Heimlich + Silkwood
In German, it’s just a word
that means secret, like a three-year-old
in the dining room, no witnesses
crowding around as at the Y
where I’d stand like a dummy asking one
are you okay? before going
through the motions, the important things
moron-proof like footprints
painted on the floor at a dance studio.
I’ve memorized screaming Jesus
while my daughter rises
as if to offer a toast and speaks pantomime.
She’d swallowed a grape, a precursor to wine
in the sacristy, a ball valve’s physics
suddenly the abyss
whose mystery I must embrace, a tango
more than repeating the steps,
though if one believes I guess it’s all inspired
flailing, one long maneuver which fails
because c’est la vie. She begged a meal of air,
higher you’d call it sky,
and despite the sermon about groping
pushing what’s stuck farther down,
who could blame my hands
for taking matters in their own hands?
Blessed are the morons,
for they’re used to amazement
as a punchline,the inexpressible
as their final answer.
I live in Philly, plutonium in Apollo, a small town
where they buried thousands of tons
I don’t visit when I drop by to see you in Pittsburgh.
We have so little in common
anymore, lo these years between us five seconds

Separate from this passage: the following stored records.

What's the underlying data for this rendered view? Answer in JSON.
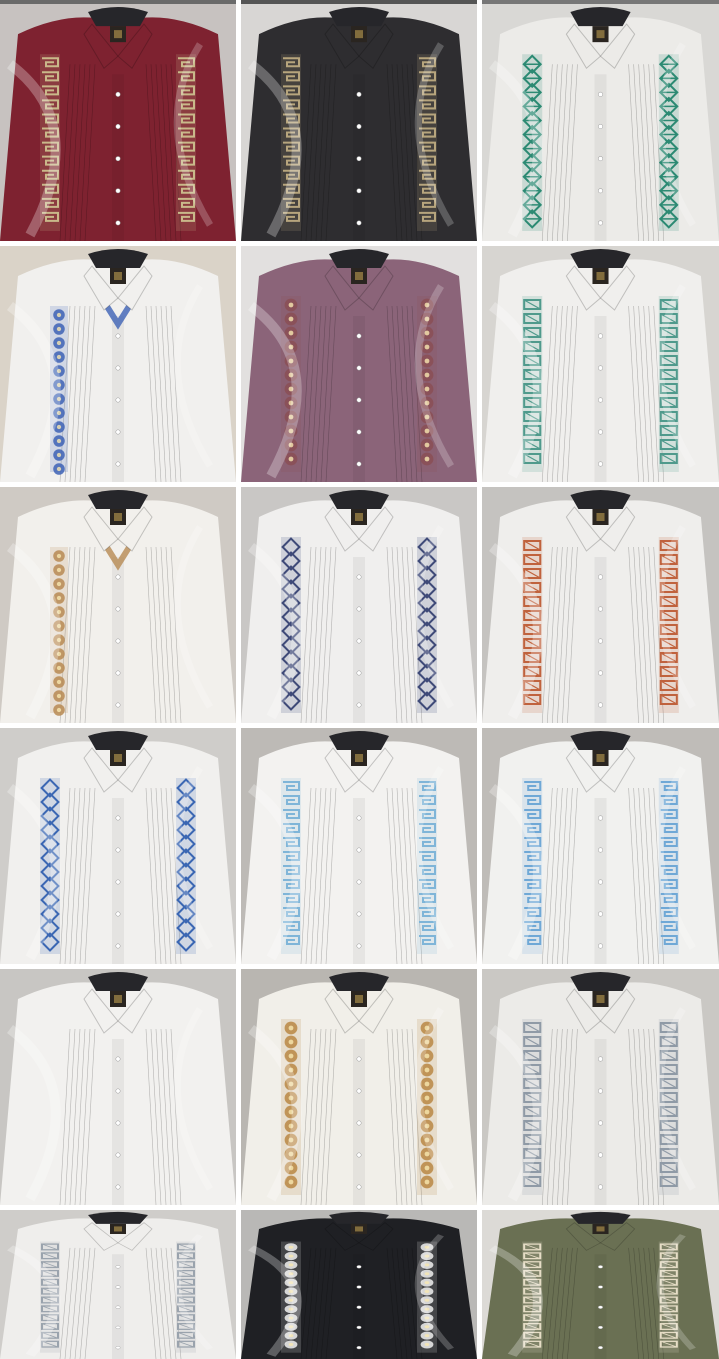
{
  "gallery": {
    "tiles": [
      {
        "shirt": "#7e2230",
        "bg": "#c7c2c0",
        "embroidery": "#c9b98a",
        "motif": "greek-key",
        "style": "two-bands"
      },
      {
        "shirt": "#2e2d30",
        "bg": "#d8d6d4",
        "embroidery": "#b7a57d",
        "motif": "greek-key",
        "style": "two-bands"
      },
      {
        "shirt": "#ecebe8",
        "bg": "#d9d8d5",
        "embroidery": "#2c8a73",
        "motif": "star",
        "style": "two-bands"
      },
      {
        "shirt": "#f1f0ee",
        "bg": "#dad3c8",
        "embroidery": "#3d62b5",
        "motif": "floral",
        "style": "v-neck"
      },
      {
        "shirt": "#8b6479",
        "bg": "#e2e0df",
        "embroidery": "#8a4f55",
        "motif": "floral",
        "style": "two-bands"
      },
      {
        "shirt": "#f0efed",
        "bg": "#d7d5d1",
        "embroidery": "#4f9a8c",
        "motif": "geo",
        "style": "two-bands"
      },
      {
        "shirt": "#f2f0ec",
        "bg": "#cfcac4",
        "embroidery": "#b78a52",
        "motif": "floral",
        "style": "v-neck"
      },
      {
        "shirt": "#f0efee",
        "bg": "#c9c7c5",
        "embroidery": "#3f4a78",
        "motif": "diamond",
        "style": "two-bands"
      },
      {
        "shirt": "#efeeec",
        "bg": "#c5c3c0",
        "embroidery": "#c0623d",
        "motif": "geo",
        "style": "two-bands"
      },
      {
        "shirt": "#f1f0ee",
        "bg": "#cfcdca",
        "embroidery": "#3b67b3",
        "motif": "diamond",
        "style": "two-bands"
      },
      {
        "shirt": "#f3f2f0",
        "bg": "#bdbab6",
        "embroidery": "#7fb5d8",
        "motif": "greek-key",
        "style": "two-bands"
      },
      {
        "shirt": "#f1f1ef",
        "bg": "#bfbcb8",
        "embroidery": "#6fa8d6",
        "motif": "greek-key",
        "style": "two-bands"
      },
      {
        "shirt": "#f2f1ef",
        "bg": "#c8c6c3",
        "embroidery": "#e4e2df",
        "motif": "plain",
        "style": "plain"
      },
      {
        "shirt": "#f1efe9",
        "bg": "#b9b6b1",
        "embroidery": "#b98744",
        "motif": "floral",
        "style": "two-bands"
      },
      {
        "shirt": "#ecebe8",
        "bg": "#cac8c4",
        "embroidery": "#8f9aa6",
        "motif": "geo",
        "style": "two-bands"
      },
      {
        "shirt": "#efeeec",
        "bg": "#cfcdca",
        "embroidery": "#9aa3ad",
        "motif": "geo",
        "style": "two-bands"
      },
      {
        "shirt": "#1f2024",
        "bg": "#b9b8b6",
        "embroidery": "#f0f0f0",
        "motif": "floral",
        "style": "two-bands"
      },
      {
        "shirt": "#6a7053",
        "bg": "#dcdad6",
        "embroidery": "#e6ddc6",
        "motif": "geo",
        "style": "two-bands"
      }
    ]
  }
}
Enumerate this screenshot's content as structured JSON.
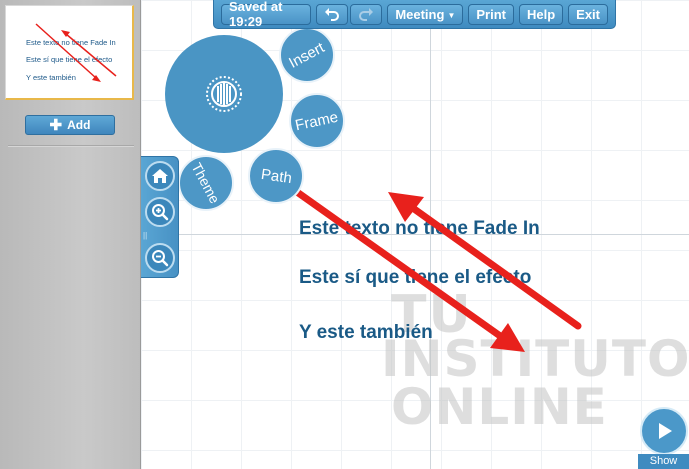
{
  "sidebar": {
    "thumbnail_lines": [
      "Este texto no tiene Fade In",
      "Este sí que tiene el efecto",
      "Y este también"
    ],
    "add_label": "Add"
  },
  "toolbar": {
    "saved_label": "Saved at 19:29",
    "undo_icon": "undo-icon",
    "redo_icon": "redo-icon",
    "meeting_label": "Meeting",
    "print_label": "Print",
    "help_label": "Help",
    "exit_label": "Exit"
  },
  "bubble_menu": {
    "insert_label": "Insert",
    "frame_label": "Frame",
    "path_label": "Path",
    "theme_label": "Theme"
  },
  "zoom_panel": {
    "home_icon": "home-icon",
    "zoom_in_icon": "zoom-in-icon",
    "zoom_out_icon": "zoom-out-icon"
  },
  "canvas": {
    "lines": [
      "Este texto no tiene Fade In",
      "Este sí que tiene el efecto",
      "Y este también"
    ],
    "watermark": [
      "TU",
      "INSTITUTO",
      "ONLINE"
    ]
  },
  "show_label": "Show",
  "colors": {
    "accent": "#4a95c4",
    "text": "#1a5a86",
    "arrow": "#e8211c"
  }
}
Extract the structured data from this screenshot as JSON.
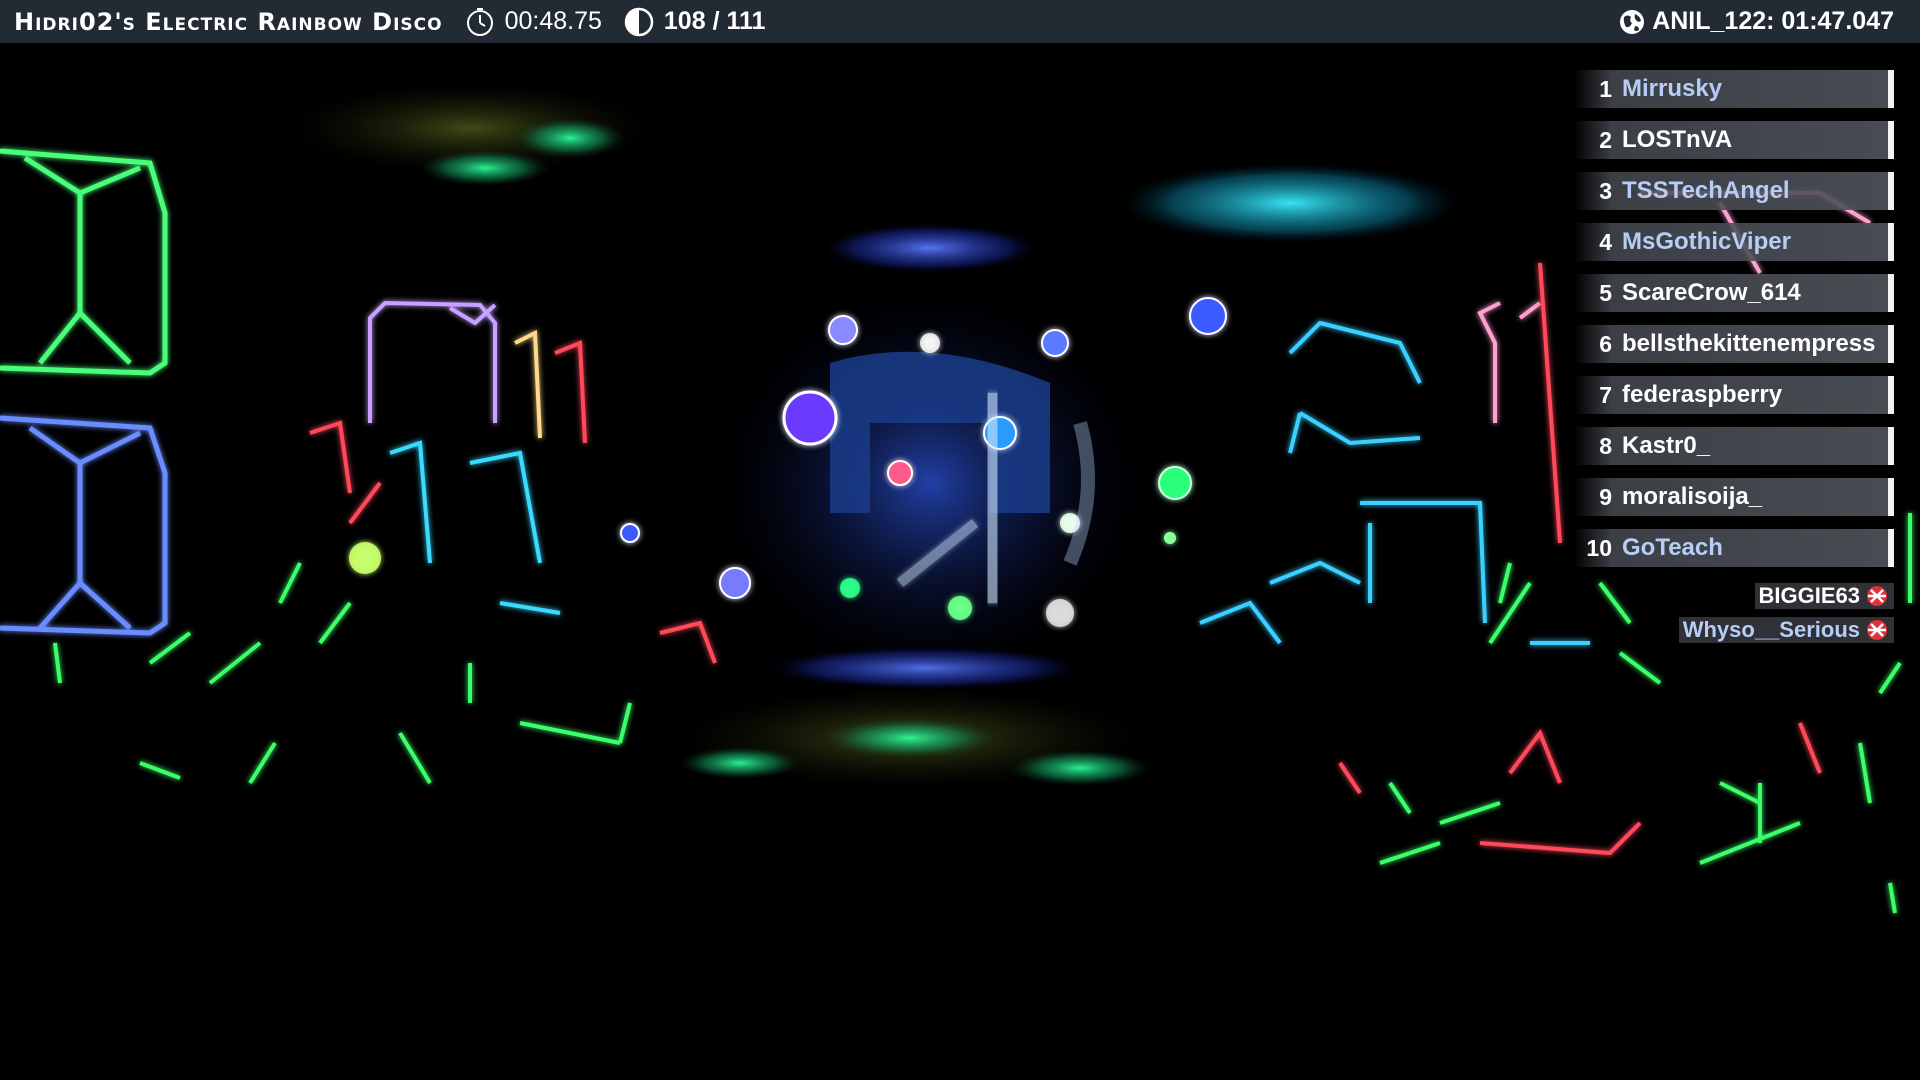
{
  "hud": {
    "level_title": "Hidri02's Electric Rainbow Disco",
    "timer": "00:48.75",
    "player_count": "108 / 111",
    "world_record": "ANIL_122: 01:47.047",
    "icons": {
      "timer": "stopwatch-icon",
      "players": "half-circle-icon",
      "record": "globe-icon"
    }
  },
  "leaderboard": {
    "entries": [
      {
        "rank": "1",
        "name": "Mirrusky",
        "color": "#b8cdf6"
      },
      {
        "rank": "2",
        "name": "LOSTnVA",
        "color": "#ffffff"
      },
      {
        "rank": "3",
        "name": "TSSTechAngel",
        "color": "#b8cdf6"
      },
      {
        "rank": "4",
        "name": "MsGothicViper",
        "color": "#b8cdf6"
      },
      {
        "rank": "5",
        "name": "ScareCrow_614",
        "color": "#ffffff"
      },
      {
        "rank": "6",
        "name": "bellsthekittenempress",
        "color": "#ffffff"
      },
      {
        "rank": "7",
        "name": "federaspberry",
        "color": "#ffffff"
      },
      {
        "rank": "8",
        "name": "Kastr0_",
        "color": "#ffffff"
      },
      {
        "rank": "9",
        "name": "moralisoija_",
        "color": "#ffffff"
      },
      {
        "rank": "10",
        "name": "GoTeach",
        "color": "#b8cdf6"
      }
    ],
    "eliminated": [
      {
        "name": "BIGGIE63",
        "icon": "eliminated-icon",
        "color": "#ffffff"
      },
      {
        "name": "Whyso__Serious",
        "icon": "eliminated-icon",
        "color": "#b8cdf6"
      }
    ]
  },
  "colors": {
    "topbar_bg": "#222a33",
    "neon_green": "#39ff6a",
    "neon_blue": "#3a6bff",
    "neon_cyan": "#3ad6ff",
    "neon_red": "#ff3a4a",
    "neon_pink": "#ff8ac8"
  }
}
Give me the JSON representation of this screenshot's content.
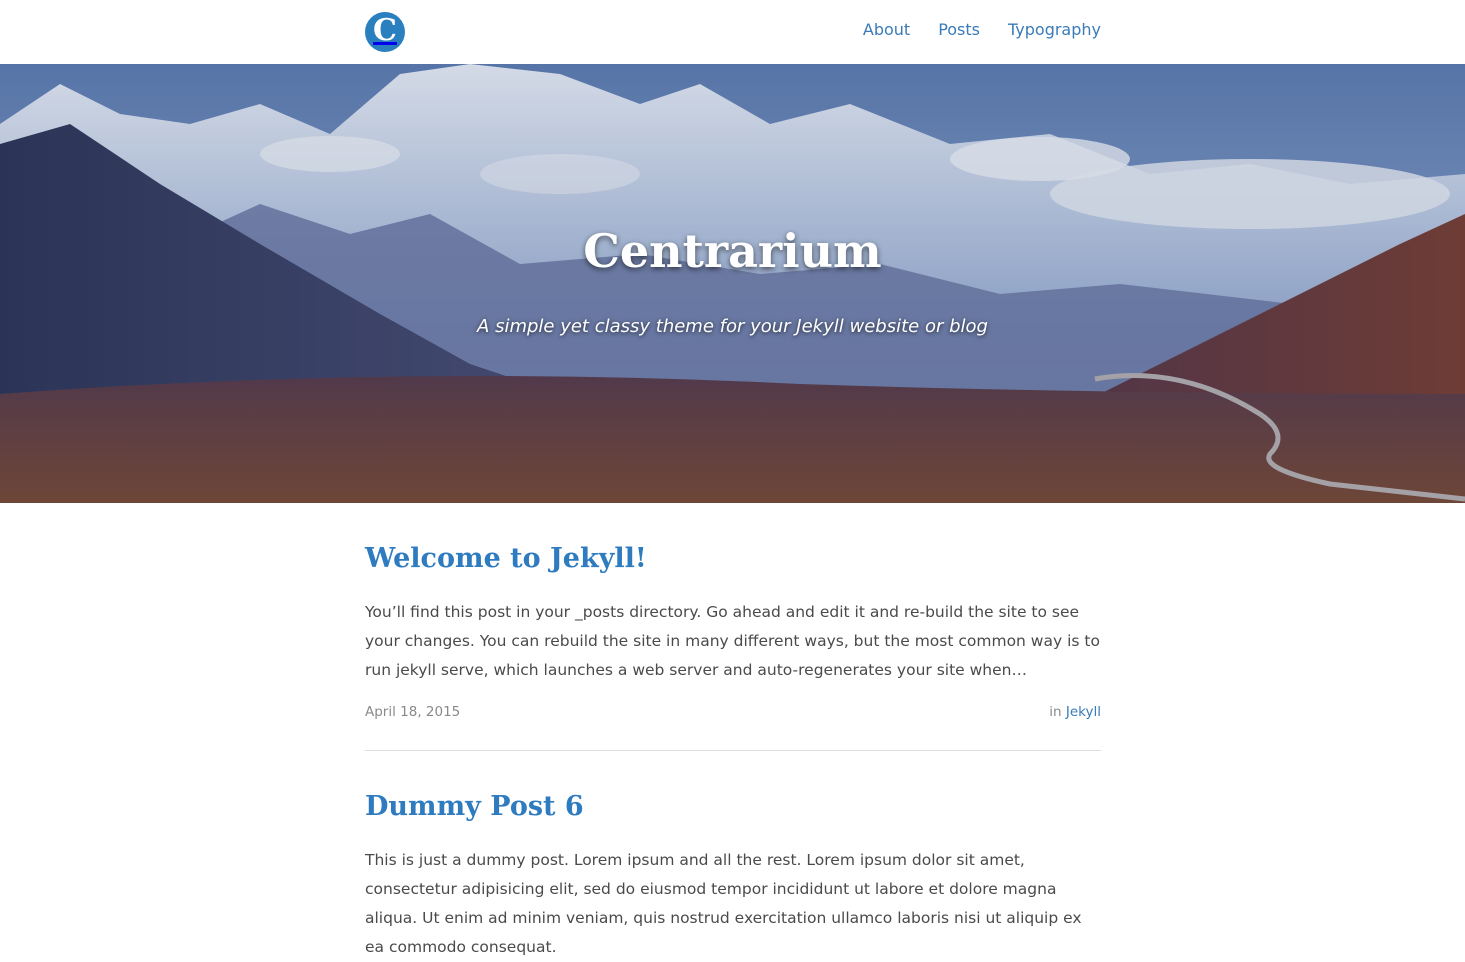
{
  "header": {
    "logo_letter": "C",
    "nav": [
      {
        "label": "About"
      },
      {
        "label": "Posts"
      },
      {
        "label": "Typography"
      }
    ]
  },
  "hero": {
    "title": "Centrarium",
    "tagline": "A simple yet classy theme for your Jekyll website or blog"
  },
  "posts": [
    {
      "title": "Welcome to Jekyll!",
      "excerpt": "You’ll find this post in your _posts directory. Go ahead and edit it and re-build the site to see your changes. You can rebuild the site in many different ways, but the most common way is to run jekyll serve, which launches a web server and auto-regenerates your site when…",
      "date": "April 18, 2015",
      "category_prefix": "in",
      "category": "Jekyll"
    },
    {
      "title": "Dummy Post 6",
      "excerpt": "This is just a dummy post. Lorem ipsum and all the rest. Lorem ipsum dolor sit amet, consectetur adipisicing elit, sed do eiusmod tempor incididunt ut labore et dolore magna aliqua. Ut enim ad minim veniam, quis nostrud exercitation ullamco laboris nisi ut aliquip ex ea commodo consequat."
    }
  ],
  "colors": {
    "accent": "#2f7bbf",
    "logo_bg": "#2a7fbf"
  }
}
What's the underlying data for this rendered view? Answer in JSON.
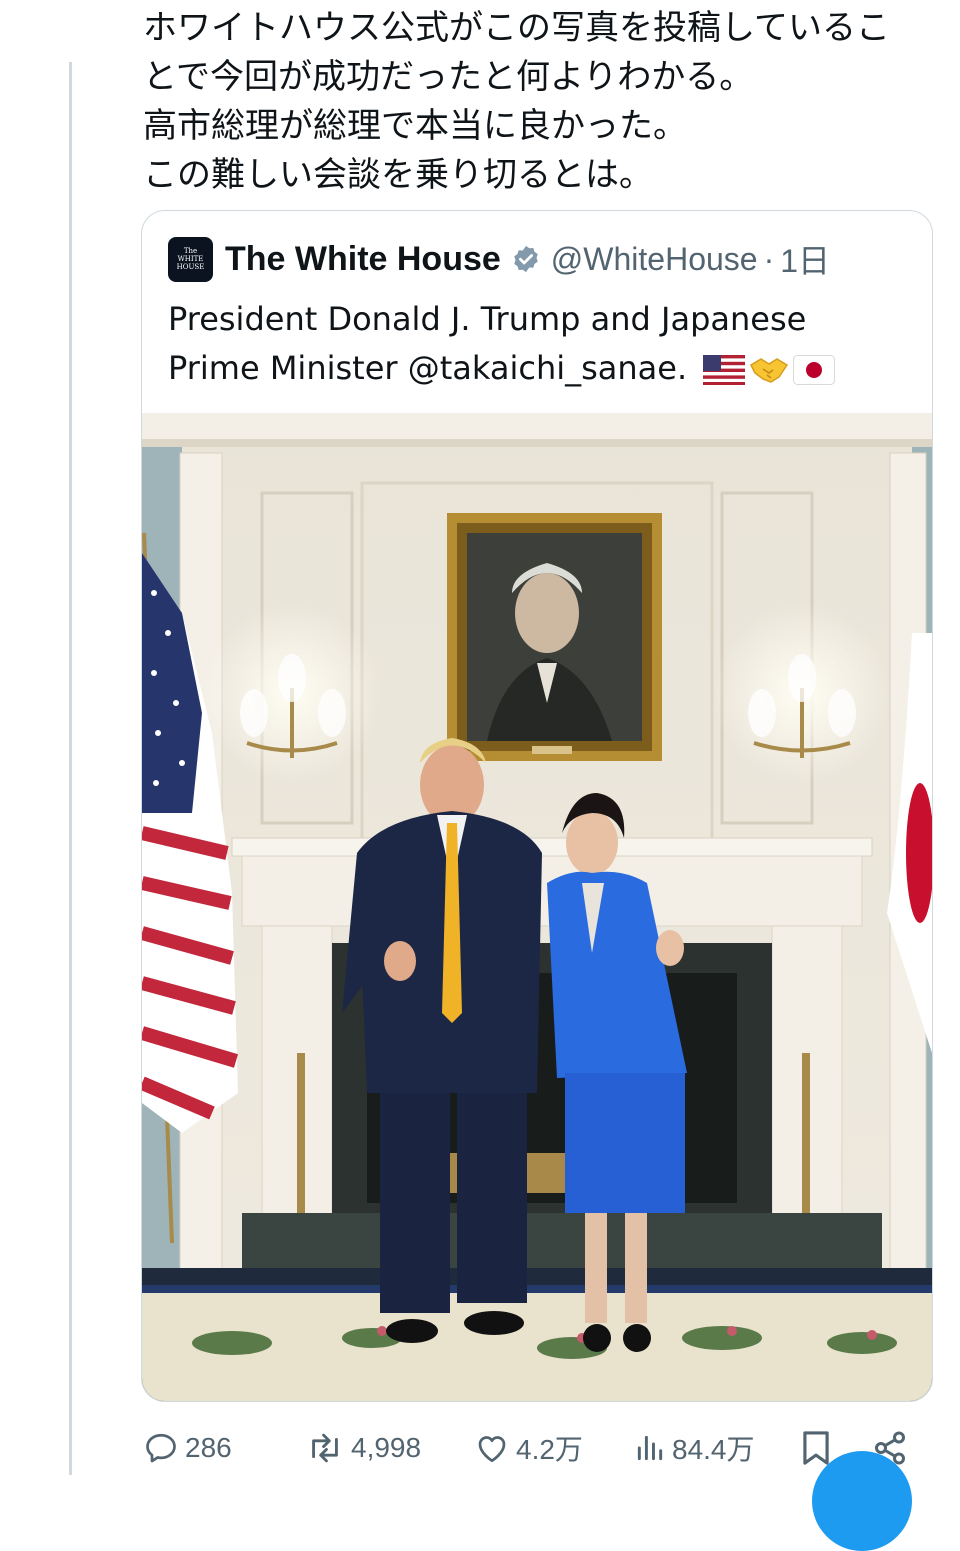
{
  "post": {
    "lines": [
      "ホワイトハウス公式がこの写真を投稿しているこ",
      "とで今回が成功だったと何よりわかる。",
      "高市総理が総理で本当に良かった。",
      "この難しい会談を乗り切るとは。"
    ]
  },
  "quote": {
    "avatar_text_1": "The",
    "avatar_text_2": "WHITE",
    "avatar_text_3": "HOUSE",
    "name": "The White House",
    "handle": "@WhiteHouse",
    "separator": "·",
    "time": "1日",
    "text_line_1": "President Donald J. Trump and Japanese",
    "text_line_2": "Prime Minister @takaichi_sanae.",
    "emojis": [
      "us-flag-icon",
      "handshake-icon",
      "japan-flag-icon"
    ]
  },
  "actions": {
    "replies": "286",
    "reposts": "4,998",
    "likes": "4.2万",
    "views": "84.4万"
  },
  "colors": {
    "text": "#0f1419",
    "secondary": "#536471",
    "border": "#cfd9de",
    "accent": "#1d9bf0",
    "wall": "#efeadf"
  }
}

in plutonium’s day-planner, a single breath
of dust enough. I read somewhere a jar
with Karen Silkwood on the label
and something in formaldehyde
still sits on a shelf at Los Alamos.
Of all the women arrested for hugging
a fence on Three Mile Island
who gave her name, it was you
I’d skinny-dipped with in the Susquehanna, your mist
and body heat when we stood
wrapped in the same towel
time reminds me of, not plumes of tainted steam.
I read somewhere the chemicals
we know as thoughts
weigh a trillionth of an ounce. Half my life
is gone. Plutonium remains, more patient
than landfills, the latest movie
or topic of conversation, apostrophe mostly
for effect the way Geiger counters sound
like dry leaves getting crushed
or how I feel when I realize
I’ve loved ten people since. Compare and contrast
with cancer, the dumb dirt’s steady beacon.
David Moolten‘s most recent book, Primitive Mood, won the T.S. Eliot Prize (Truman State University Press, 2009). He lives & writes in Philadelphia, Pennsylvania.